On the Critique of Science in Film
Wednesday, 9 October 2013
"No one was more stunned than I over the media attention given to my flurry of tweets posted this past Sunday, each commenting on some aspect of the Bullock-Clooney film Gravity. Hundreds of references followed in blogs and news sources, including television’s Inside Edition the Today Show, and Brian Williams’s NBC Nightly News.
What few people recognize is that science experts don’t line up to critique Cloudy with a Chance of Meatballs or Man of Steel or Transformers or The Avengers. These films offer no premise of portraying a physical reality. Imagine the absurdity of me critiquing the Lion King: “Lions can’t talk. And if they could, they wouldn’t be speaking English. And Simba would have simply eaten Pumba early in the film.”
The converse is also true. If a film happens to portray an awesome bit of science when there’s otherwise no premise of scientific accuracy, then I’m first in line to notice. In Chicken Little, for example, the hexagonal sky tiles, each mirroring what lies beneath them, was brilliant. So too are the factory-made doors in Monsters, Inc. As portrayed, they’re, functional wormholes through the fabric of space-time. In A Bugs Life the surface tension of water, which makes it ball up in small volumes was accurately captured at the Bug Bar, and for the little fella’s makeshift telescope.
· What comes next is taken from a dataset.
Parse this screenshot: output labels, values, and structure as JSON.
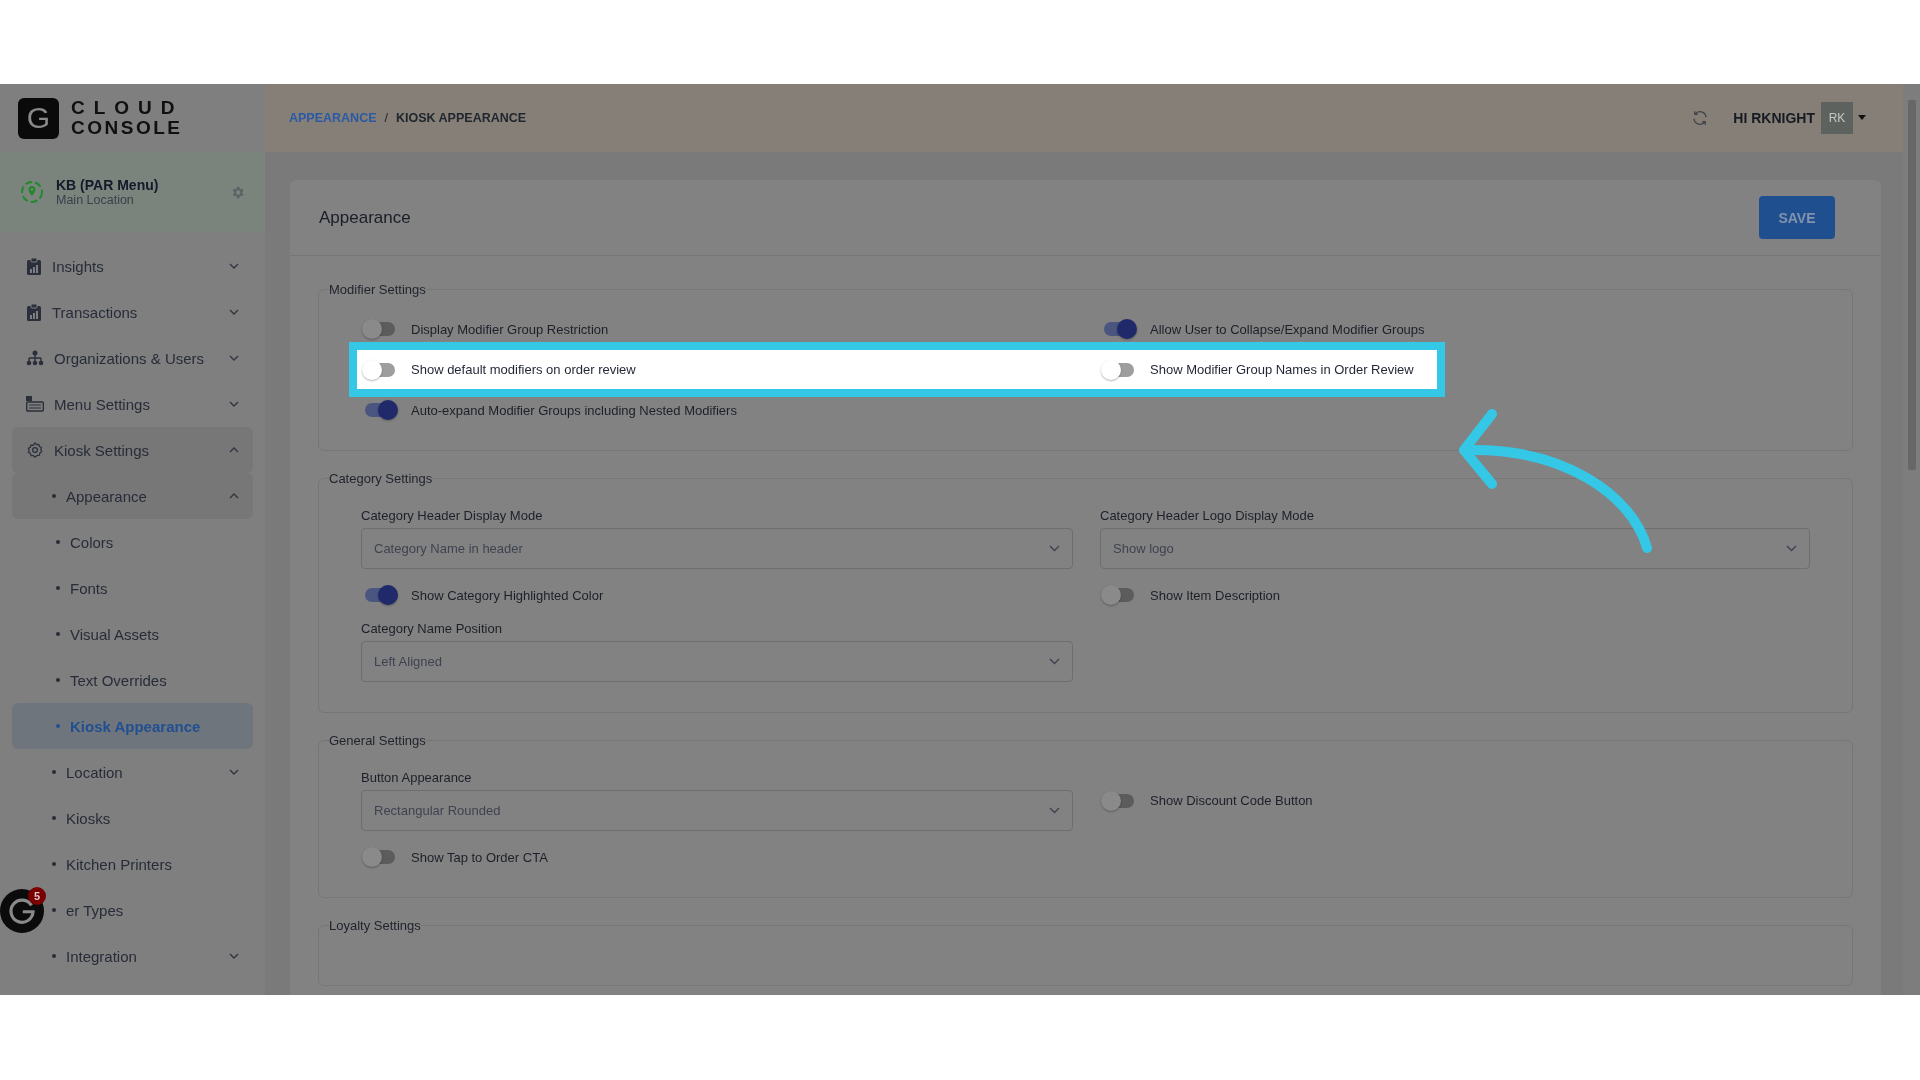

To “earn” the right to be criticized on a scientific level is a high compliment indeed. So when I saw a headline proclaim, based on my dozen or so tweets, “Astrophysicist says the film Gravity is Riddled with Errors”, I came to regret not first tweeting the hundred things the movie got right: 1) the 90 minute orbital time for objects at that altitude; 2) the re-entry trails of disintegrated satellites, hauntingly reminiscent of the Columbia Shuttle tragedy; 3) Clooney’s calm-under-stress character (I know dozens of astronauts like that); 4) the stunning images from orbit transitioning from day to twilight to nighttime; 5) the Aurorae (northern lights) visible in the distance over the polar regions; 6) the thinness of Earth’s atmosphere relative to Earth’s size; 7) the persistent conservation of angular and linear momentum; 8) the starry sky, though a bit trumped up, captured the range and balance of an actual night sky; 9) the speed of oncoming debris, if in fact it were to collide at orbital velocity; 10) the transition from silence to sound between an unpressurized and a pressurized airlock; … and 100) the brilliantly portrayed tears of Bullock, leaving her eyes, drifting afloat in the capsule.
So I will continue to offer observations of science in film — not as an expression of distaste or disgust but as a celebration of artists attempting to embrace all the forces of nature that surround us.”
Neil deGrasse Tyson
39,000 feet over Arizona